**HOW TO COMPLETE THIS TASK:** The answer is one number: how many lines in the data below hold "amount".

(Stored records)
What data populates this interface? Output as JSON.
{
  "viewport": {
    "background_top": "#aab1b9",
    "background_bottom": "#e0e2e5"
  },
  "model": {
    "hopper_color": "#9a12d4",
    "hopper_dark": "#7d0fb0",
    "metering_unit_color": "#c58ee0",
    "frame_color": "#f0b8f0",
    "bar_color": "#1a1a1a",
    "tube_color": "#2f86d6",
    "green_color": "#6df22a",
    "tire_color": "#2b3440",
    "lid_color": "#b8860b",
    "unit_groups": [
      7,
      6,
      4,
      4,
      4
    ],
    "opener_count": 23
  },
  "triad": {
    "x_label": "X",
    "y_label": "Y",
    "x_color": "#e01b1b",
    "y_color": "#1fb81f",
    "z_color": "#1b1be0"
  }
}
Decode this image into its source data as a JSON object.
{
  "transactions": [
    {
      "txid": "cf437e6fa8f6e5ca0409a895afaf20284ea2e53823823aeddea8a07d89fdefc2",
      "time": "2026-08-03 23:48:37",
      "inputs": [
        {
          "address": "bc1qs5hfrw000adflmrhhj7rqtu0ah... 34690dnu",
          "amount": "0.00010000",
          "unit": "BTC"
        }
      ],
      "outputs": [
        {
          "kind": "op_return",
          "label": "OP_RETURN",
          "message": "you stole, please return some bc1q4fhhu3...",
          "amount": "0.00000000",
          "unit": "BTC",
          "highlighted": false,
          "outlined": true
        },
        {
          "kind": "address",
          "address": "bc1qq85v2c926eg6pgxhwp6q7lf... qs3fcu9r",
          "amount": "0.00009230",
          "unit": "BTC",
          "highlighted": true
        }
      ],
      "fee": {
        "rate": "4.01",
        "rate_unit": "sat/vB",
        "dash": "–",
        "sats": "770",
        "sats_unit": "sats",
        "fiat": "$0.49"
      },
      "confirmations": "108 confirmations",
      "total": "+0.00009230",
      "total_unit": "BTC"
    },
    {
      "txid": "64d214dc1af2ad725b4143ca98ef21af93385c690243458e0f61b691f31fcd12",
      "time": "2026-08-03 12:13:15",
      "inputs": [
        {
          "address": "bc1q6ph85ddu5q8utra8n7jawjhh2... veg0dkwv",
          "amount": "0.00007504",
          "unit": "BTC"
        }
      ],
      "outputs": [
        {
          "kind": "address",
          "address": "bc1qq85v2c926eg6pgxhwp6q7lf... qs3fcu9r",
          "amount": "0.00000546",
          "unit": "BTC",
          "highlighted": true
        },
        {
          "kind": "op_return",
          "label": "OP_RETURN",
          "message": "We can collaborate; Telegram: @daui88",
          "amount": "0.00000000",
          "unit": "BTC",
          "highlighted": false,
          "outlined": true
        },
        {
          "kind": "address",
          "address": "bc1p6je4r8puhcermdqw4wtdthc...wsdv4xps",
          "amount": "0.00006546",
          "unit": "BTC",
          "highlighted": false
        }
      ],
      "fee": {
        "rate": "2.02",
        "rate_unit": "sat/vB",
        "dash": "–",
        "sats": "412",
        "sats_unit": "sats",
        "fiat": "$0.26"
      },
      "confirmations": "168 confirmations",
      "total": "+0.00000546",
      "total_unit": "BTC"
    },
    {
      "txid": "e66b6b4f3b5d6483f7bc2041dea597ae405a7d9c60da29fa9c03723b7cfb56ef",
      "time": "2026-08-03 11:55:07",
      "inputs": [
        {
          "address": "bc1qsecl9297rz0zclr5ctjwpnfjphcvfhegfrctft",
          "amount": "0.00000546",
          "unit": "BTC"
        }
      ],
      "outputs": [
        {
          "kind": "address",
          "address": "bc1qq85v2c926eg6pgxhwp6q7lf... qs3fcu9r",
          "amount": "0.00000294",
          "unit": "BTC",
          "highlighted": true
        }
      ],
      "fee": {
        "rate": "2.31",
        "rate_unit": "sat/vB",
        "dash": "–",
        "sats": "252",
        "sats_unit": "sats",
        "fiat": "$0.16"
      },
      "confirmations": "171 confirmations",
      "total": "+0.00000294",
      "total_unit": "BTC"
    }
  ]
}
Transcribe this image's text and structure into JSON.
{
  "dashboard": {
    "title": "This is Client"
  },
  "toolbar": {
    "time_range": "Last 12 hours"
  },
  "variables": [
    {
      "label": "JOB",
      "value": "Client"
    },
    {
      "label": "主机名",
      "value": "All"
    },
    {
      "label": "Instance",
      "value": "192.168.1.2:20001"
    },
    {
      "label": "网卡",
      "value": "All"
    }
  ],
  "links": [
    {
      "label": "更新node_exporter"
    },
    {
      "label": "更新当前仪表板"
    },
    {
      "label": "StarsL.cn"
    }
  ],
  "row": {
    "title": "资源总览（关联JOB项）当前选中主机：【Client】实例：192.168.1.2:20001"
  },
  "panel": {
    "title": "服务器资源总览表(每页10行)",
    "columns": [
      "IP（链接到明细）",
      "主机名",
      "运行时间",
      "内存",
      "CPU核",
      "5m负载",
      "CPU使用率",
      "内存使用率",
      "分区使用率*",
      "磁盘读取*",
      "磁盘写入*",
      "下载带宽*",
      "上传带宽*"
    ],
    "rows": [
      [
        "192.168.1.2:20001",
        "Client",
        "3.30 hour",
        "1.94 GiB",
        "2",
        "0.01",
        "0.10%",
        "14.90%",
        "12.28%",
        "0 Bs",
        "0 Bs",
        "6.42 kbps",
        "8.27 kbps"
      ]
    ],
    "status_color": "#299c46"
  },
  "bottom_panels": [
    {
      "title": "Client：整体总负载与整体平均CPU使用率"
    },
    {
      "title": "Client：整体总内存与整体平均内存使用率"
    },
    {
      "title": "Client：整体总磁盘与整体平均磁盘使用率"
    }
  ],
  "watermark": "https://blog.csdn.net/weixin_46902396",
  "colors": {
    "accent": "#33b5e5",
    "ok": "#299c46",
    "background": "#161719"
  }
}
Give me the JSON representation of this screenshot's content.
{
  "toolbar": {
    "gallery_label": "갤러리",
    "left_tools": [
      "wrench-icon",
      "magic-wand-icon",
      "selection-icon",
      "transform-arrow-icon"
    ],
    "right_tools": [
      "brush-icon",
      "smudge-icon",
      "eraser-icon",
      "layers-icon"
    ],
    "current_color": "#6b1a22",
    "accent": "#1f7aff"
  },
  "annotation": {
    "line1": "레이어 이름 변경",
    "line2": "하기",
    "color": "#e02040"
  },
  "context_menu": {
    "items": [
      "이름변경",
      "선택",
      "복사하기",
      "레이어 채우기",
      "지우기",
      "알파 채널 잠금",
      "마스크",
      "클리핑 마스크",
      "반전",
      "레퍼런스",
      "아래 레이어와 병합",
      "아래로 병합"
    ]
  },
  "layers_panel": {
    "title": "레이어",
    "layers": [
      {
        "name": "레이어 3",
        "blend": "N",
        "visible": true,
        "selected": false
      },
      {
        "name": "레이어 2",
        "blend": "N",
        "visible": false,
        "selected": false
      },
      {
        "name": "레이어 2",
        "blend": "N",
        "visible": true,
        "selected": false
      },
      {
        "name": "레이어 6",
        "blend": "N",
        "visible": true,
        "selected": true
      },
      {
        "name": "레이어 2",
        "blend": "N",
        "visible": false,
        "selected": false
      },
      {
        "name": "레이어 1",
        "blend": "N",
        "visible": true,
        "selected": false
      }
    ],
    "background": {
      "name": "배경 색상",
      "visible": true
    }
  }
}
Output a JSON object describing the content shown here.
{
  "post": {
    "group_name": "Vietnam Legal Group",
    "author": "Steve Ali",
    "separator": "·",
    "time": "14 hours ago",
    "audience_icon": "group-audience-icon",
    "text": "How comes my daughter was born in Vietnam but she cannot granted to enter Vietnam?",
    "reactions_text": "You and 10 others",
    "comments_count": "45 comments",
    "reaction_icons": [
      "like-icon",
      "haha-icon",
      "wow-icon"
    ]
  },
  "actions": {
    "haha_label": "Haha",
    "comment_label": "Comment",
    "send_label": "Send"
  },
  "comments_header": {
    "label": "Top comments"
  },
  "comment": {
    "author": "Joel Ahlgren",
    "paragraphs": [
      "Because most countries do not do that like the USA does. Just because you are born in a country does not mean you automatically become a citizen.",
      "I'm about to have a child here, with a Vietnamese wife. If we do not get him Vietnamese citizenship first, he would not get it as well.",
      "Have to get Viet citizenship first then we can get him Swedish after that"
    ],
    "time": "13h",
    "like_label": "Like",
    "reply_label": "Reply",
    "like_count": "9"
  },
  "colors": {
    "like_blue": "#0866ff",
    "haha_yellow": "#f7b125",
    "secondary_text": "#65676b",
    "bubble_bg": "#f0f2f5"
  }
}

**SOLUTION:** 9